■ **ACTIVITY**
Lines with the word "icon" are the ones wanted. Copy each of them from the entries below.

[Component data from apps and pages]
--

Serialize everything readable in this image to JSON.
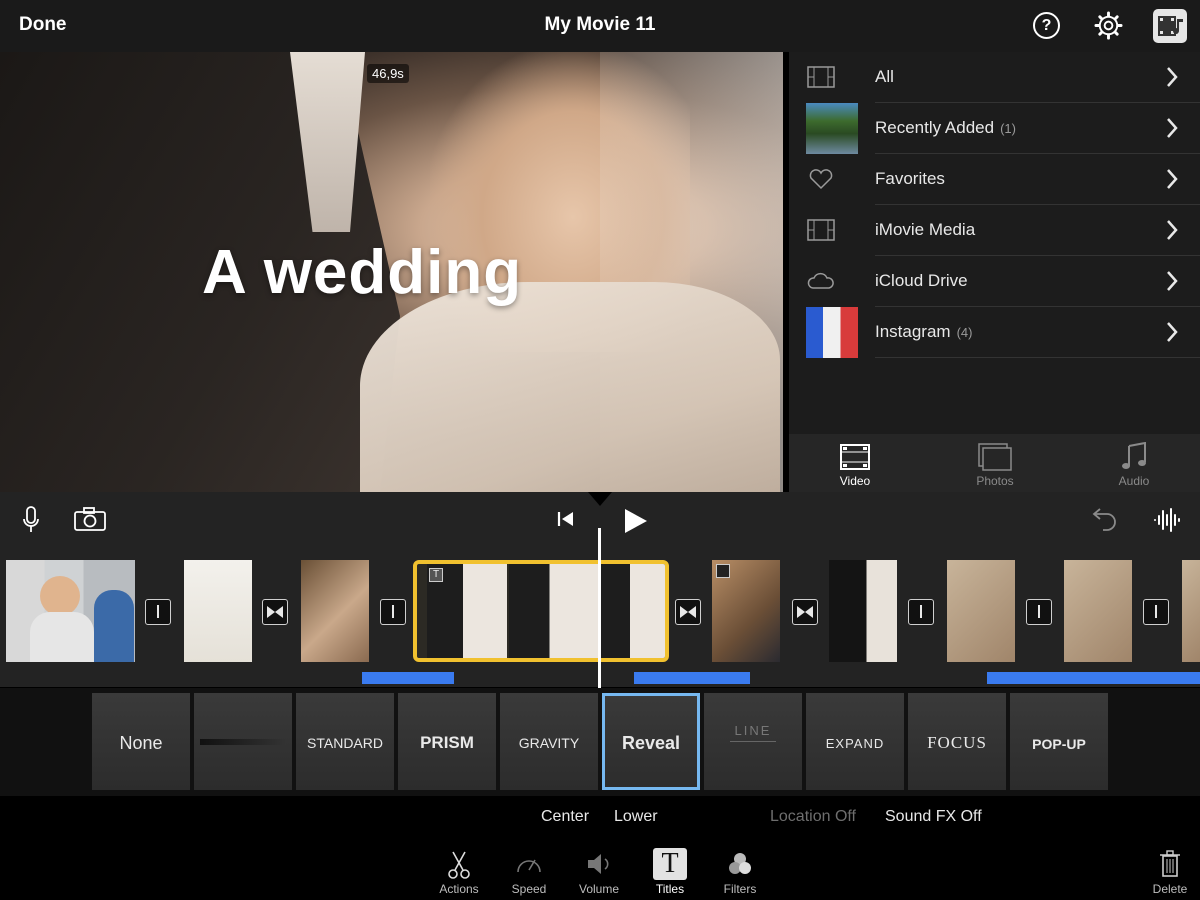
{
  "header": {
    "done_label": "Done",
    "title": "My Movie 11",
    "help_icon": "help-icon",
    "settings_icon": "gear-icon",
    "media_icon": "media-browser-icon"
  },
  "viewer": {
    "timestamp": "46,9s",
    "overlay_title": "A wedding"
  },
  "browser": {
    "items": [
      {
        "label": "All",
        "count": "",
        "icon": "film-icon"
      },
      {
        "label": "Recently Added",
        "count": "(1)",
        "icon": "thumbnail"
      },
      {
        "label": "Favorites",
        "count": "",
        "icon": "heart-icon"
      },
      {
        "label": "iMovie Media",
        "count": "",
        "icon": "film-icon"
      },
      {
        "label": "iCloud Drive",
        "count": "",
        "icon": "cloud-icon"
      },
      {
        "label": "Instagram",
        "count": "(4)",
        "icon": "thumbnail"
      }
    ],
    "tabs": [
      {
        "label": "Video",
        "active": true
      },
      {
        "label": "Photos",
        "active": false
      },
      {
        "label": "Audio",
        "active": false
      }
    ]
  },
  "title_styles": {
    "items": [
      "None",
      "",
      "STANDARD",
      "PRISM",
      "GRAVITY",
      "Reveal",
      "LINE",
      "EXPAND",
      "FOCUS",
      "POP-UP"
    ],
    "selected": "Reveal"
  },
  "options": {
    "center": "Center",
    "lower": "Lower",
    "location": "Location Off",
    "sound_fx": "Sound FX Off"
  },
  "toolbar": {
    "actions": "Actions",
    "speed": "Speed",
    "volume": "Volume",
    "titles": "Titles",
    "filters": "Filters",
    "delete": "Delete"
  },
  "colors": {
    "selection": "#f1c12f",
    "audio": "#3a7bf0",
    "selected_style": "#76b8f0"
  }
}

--

■ **FINISHED EXERCISE**
    "help_icon": "help-icon",
    "settings_icon": "gear-icon",
    "media_icon": "media-browser-icon"
        "icon": "film-icon"
        "icon": "thumbnail"
        "icon": "heart-icon"
        "icon": "film-icon"
        "icon": "cloud-icon"
        "icon": "thumbnail"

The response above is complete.